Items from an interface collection
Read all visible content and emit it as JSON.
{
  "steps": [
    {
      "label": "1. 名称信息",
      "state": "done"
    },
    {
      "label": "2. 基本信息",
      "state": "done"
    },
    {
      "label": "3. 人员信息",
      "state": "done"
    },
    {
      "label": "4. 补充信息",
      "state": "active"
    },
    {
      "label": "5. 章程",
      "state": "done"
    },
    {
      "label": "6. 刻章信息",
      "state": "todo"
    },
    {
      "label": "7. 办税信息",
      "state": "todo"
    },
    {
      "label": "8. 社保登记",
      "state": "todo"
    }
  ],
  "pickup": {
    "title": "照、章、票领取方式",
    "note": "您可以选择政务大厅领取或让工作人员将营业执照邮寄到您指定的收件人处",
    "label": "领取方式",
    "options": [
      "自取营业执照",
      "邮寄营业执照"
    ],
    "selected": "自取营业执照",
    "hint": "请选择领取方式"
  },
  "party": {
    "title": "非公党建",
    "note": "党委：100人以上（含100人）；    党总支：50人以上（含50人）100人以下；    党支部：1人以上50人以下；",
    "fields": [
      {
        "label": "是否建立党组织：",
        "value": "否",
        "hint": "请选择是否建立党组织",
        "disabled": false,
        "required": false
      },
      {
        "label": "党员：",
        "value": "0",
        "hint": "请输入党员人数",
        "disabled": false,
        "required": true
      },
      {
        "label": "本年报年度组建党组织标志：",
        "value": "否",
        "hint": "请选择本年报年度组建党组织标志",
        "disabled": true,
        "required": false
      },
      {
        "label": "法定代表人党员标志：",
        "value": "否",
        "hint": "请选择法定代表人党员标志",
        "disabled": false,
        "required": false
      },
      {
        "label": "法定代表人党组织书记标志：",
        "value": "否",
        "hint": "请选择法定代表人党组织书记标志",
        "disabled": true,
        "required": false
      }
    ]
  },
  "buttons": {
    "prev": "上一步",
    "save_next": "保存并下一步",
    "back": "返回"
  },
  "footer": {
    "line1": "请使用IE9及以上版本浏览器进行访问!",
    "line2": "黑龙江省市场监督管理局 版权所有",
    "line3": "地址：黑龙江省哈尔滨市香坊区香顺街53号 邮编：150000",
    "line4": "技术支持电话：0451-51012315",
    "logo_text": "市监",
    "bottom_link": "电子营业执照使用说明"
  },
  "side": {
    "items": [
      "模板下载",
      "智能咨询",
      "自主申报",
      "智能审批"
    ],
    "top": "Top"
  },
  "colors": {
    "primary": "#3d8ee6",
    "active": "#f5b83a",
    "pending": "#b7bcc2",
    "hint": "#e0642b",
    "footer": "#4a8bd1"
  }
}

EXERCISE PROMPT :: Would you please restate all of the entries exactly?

WRITTEN REPLY ::
Read all visible content and emit it as JSON.
{
  "steps": [
    {
      "label": "1. 名称信息",
      "state": "done"
    },
    {
      "label": "2. 基本信息",
      "state": "done"
    },
    {
      "label": "3. 人员信息",
      "state": "done"
    },
    {
      "label": "4. 补充信息",
      "state": "active"
    },
    {
      "label": "5. 章程",
      "state": "done"
    },
    {
      "label": "6. 刻章信息",
      "state": "todo"
    },
    {
      "label": "7. 办税信息",
      "state": "todo"
    },
    {
      "label": "8. 社保登记",
      "state": "todo"
    }
  ],
  "pickup": {
    "title": "照、章、票领取方式",
    "note": "您可以选择政务大厅领取或让工作人员将营业执照邮寄到您指定的收件人处",
    "label": "领取方式",
    "options": [
      "自取营业执照",
      "邮寄营业执照"
    ],
    "selected": "自取营业执照",
    "hint": "请选择领取方式"
  },
  "party": {
    "title": "非公党建",
    "note": "党委：100人以上（含100人）；    党总支：50人以上（含50人）100人以下；    党支部：1人以上50人以下；",
    "fields": [
      {
        "label": "是否建立党组织：",
        "value": "否",
        "hint": "请选择是否建立党组织",
        "disabled": false,
        "required": false
      },
      {
        "label": "党员：",
        "value": "0",
        "hint": "请输入党员人数",
        "disabled": false,
        "required": true
      },
      {
        "label": "本年报年度组建党组织标志：",
        "value": "否",
        "hint": "请选择本年报年度组建党组织标志",
        "disabled": true,
        "required": false
      },
      {
        "label": "法定代表人党员标志：",
        "value": "否",
        "hint": "请选择法定代表人党员标志",
        "disabled": false,
        "required": false
      },
      {
        "label": "法定代表人党组织书记标志：",
        "value": "否",
        "hint": "请选择法定代表人党组织书记标志",
        "disabled": true,
        "required": false
      }
    ]
  },
  "buttons": {
    "prev": "上一步",
    "save_next": "保存并下一步",
    "back": "返回"
  },
  "footer": {
    "line1": "请使用IE9及以上版本浏览器进行访问!",
    "line2": "黑龙江省市场监督管理局 版权所有",
    "line3": "地址：黑龙江省哈尔滨市香坊区香顺街53号 邮编：150000",
    "line4": "技术支持电话：0451-51012315",
    "logo_text": "市监",
    "bottom_link": "电子营业执照使用说明"
  },
  "side": {
    "items": [
      "模板下载",
      "智能咨询",
      "自主申报",
      "智能审批"
    ],
    "top": "Top"
  },
  "colors": {
    "primary": "#3d8ee6",
    "active": "#f5b83a",
    "pending": "#b7bcc2",
    "hint": "#e0642b",
    "footer": "#4a8bd1"
  }
}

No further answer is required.